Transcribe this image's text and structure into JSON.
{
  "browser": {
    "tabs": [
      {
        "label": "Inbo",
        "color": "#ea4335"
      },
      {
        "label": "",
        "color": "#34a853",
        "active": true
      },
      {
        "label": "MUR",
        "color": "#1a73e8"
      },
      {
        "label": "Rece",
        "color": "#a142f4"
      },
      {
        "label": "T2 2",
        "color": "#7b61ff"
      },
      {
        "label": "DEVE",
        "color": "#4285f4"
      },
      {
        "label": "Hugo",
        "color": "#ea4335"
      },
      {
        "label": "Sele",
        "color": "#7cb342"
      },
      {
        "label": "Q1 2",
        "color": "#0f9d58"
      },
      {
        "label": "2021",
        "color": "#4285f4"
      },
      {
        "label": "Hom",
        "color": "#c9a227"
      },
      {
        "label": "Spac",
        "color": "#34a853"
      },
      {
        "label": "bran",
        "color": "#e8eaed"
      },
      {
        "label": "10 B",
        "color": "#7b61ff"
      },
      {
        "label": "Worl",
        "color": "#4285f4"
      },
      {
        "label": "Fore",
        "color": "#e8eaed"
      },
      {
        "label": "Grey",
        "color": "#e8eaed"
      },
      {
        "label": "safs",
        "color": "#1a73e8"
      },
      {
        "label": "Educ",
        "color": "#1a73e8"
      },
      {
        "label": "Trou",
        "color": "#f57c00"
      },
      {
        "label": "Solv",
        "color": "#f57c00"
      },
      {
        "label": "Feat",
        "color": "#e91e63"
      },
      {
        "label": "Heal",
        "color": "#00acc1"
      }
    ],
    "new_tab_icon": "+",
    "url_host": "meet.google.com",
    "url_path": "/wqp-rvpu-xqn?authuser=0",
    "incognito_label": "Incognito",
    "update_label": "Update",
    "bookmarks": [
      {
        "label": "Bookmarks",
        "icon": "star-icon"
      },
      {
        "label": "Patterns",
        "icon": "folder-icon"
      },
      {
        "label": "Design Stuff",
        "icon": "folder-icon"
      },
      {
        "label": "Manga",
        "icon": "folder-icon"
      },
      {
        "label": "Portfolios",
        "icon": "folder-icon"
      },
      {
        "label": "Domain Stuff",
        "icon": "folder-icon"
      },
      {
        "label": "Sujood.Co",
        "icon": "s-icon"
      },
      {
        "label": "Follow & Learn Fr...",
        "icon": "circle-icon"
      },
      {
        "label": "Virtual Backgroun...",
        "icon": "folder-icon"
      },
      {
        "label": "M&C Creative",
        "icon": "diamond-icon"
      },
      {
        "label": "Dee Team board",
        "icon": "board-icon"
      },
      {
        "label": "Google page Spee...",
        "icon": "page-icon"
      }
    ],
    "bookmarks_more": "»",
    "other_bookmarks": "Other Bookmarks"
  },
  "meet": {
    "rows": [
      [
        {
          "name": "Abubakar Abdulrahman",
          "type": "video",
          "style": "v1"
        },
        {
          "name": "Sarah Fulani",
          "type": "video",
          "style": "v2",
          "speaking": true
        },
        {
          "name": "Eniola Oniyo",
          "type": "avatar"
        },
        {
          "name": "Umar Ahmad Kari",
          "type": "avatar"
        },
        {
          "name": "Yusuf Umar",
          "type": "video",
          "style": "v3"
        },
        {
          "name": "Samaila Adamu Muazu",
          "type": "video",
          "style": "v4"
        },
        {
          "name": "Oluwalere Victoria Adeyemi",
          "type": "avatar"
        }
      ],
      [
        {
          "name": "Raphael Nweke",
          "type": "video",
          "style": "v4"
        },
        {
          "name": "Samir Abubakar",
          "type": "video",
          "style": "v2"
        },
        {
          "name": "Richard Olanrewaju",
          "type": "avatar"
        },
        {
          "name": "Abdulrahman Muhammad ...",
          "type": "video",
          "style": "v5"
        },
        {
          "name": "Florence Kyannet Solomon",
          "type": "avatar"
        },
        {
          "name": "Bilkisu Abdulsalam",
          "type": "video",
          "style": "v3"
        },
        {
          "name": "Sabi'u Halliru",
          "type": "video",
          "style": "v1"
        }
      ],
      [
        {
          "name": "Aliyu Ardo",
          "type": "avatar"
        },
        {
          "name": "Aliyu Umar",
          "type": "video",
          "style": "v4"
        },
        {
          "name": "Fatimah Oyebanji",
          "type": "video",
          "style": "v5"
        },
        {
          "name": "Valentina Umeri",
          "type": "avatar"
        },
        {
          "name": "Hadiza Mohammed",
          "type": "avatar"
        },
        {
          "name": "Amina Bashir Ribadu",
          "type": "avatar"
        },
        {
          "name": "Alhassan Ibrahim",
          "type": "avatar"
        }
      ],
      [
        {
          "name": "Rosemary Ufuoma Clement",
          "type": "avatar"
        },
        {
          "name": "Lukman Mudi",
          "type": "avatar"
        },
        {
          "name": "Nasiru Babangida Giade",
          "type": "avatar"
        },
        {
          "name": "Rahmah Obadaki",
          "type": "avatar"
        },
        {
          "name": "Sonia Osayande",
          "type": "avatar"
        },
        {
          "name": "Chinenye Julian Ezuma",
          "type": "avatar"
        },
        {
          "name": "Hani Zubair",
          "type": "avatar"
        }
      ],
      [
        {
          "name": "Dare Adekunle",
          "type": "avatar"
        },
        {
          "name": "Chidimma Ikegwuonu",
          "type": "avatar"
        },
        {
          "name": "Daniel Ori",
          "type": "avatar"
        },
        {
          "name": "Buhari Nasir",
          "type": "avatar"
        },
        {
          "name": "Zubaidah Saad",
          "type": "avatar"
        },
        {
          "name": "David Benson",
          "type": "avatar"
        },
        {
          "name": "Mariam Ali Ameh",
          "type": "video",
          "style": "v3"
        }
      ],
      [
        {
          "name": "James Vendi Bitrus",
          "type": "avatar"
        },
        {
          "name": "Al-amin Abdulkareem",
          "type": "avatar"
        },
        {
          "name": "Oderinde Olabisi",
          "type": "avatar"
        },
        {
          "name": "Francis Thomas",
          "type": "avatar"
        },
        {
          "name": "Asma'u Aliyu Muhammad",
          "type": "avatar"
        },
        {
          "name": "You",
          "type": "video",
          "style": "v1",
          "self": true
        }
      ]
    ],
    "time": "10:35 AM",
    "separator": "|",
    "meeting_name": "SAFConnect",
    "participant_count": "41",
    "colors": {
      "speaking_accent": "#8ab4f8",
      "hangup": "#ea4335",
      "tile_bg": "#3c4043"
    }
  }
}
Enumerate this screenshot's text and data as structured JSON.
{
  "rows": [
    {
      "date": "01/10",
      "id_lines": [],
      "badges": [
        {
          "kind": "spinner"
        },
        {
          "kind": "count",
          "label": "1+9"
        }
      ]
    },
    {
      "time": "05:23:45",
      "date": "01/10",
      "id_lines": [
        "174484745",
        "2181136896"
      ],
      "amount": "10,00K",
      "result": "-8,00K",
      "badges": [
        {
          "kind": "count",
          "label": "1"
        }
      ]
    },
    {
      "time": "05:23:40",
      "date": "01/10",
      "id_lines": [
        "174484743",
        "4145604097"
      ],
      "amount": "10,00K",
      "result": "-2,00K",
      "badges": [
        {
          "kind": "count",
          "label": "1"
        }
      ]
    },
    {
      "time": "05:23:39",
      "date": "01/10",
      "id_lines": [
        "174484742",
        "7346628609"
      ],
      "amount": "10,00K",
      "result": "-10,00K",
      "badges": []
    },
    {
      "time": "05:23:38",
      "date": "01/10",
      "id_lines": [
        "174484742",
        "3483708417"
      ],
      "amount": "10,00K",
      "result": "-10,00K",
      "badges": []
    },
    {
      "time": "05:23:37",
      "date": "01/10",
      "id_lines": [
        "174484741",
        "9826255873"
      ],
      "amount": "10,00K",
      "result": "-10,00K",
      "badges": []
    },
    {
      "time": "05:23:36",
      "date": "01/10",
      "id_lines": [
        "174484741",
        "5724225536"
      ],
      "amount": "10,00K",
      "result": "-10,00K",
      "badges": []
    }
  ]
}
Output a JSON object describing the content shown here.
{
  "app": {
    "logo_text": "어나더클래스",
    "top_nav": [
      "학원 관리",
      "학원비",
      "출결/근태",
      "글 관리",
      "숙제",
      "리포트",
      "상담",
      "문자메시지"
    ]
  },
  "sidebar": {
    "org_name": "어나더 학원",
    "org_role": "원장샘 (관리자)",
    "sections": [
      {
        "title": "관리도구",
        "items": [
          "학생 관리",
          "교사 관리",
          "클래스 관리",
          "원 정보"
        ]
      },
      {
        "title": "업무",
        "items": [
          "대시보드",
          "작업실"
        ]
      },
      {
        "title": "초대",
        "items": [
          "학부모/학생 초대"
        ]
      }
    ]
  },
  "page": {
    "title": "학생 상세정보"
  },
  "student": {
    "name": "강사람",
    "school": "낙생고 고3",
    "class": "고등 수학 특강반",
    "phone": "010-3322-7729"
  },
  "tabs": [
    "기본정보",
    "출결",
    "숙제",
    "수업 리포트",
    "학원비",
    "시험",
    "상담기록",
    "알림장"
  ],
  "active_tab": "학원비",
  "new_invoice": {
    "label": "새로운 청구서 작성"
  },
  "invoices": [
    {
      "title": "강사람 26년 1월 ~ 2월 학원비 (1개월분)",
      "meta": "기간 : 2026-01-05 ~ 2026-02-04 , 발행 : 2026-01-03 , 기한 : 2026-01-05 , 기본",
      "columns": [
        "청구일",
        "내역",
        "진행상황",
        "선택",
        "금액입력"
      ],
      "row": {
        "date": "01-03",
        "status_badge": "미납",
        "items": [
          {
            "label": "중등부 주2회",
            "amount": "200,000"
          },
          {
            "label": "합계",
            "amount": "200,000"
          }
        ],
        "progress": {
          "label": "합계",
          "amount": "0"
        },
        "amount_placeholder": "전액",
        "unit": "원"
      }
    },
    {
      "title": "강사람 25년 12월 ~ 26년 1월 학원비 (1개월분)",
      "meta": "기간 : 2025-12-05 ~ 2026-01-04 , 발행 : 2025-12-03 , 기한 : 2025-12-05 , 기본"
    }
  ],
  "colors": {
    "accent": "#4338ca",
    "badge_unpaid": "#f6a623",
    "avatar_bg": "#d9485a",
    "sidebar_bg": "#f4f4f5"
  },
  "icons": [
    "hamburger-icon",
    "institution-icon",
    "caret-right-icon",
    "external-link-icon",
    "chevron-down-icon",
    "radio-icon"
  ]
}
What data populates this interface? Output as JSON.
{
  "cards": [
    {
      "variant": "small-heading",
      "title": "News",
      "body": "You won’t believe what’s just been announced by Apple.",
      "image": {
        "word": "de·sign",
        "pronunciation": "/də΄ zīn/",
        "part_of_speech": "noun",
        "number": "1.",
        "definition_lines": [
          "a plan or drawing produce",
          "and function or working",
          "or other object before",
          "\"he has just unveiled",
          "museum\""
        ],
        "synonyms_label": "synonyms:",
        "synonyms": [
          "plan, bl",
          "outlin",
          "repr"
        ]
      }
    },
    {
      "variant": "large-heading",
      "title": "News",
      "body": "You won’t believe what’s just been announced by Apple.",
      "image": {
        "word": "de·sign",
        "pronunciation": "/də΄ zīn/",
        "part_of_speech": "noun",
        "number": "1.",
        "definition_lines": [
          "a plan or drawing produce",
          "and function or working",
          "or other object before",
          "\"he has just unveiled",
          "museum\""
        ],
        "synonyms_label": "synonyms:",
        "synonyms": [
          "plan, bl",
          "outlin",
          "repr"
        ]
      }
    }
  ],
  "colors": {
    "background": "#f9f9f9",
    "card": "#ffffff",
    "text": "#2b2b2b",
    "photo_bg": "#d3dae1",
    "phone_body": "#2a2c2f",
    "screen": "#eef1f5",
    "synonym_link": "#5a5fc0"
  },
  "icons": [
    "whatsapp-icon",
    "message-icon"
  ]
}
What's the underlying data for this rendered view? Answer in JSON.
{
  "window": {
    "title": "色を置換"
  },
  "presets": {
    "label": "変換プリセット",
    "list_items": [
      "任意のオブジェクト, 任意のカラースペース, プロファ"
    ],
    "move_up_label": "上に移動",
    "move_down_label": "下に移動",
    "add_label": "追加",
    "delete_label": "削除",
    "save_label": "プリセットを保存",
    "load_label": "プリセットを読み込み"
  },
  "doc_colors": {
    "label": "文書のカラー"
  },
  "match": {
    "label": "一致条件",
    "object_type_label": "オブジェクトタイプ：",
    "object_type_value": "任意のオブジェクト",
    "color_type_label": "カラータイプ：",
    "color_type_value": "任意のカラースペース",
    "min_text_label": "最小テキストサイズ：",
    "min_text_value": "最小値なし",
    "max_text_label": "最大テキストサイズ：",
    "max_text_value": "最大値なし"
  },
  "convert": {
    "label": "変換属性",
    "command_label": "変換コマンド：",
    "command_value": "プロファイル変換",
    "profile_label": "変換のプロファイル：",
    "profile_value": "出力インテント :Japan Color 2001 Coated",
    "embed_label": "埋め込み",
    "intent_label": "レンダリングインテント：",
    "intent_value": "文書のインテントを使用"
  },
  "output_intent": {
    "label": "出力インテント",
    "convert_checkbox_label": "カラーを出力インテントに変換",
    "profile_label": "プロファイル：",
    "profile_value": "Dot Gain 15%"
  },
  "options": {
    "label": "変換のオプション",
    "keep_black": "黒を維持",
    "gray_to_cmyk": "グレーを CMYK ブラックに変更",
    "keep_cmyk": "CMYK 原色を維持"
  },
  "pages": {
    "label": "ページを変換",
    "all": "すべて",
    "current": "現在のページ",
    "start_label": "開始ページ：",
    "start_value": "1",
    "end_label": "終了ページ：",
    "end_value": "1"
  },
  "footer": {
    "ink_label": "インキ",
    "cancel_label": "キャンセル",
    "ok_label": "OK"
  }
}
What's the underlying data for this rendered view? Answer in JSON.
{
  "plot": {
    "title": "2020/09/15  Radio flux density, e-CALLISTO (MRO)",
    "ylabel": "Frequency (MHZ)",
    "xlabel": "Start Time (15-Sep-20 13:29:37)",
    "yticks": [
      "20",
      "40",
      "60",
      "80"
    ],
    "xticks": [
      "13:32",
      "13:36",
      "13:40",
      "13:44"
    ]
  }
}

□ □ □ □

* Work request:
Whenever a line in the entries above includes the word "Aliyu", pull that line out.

* Exercise result:
          "name": "Aliyu Ardo",
          "name": "Aliyu Umar",
          "name": "Asma'u Aliyu Muhammad",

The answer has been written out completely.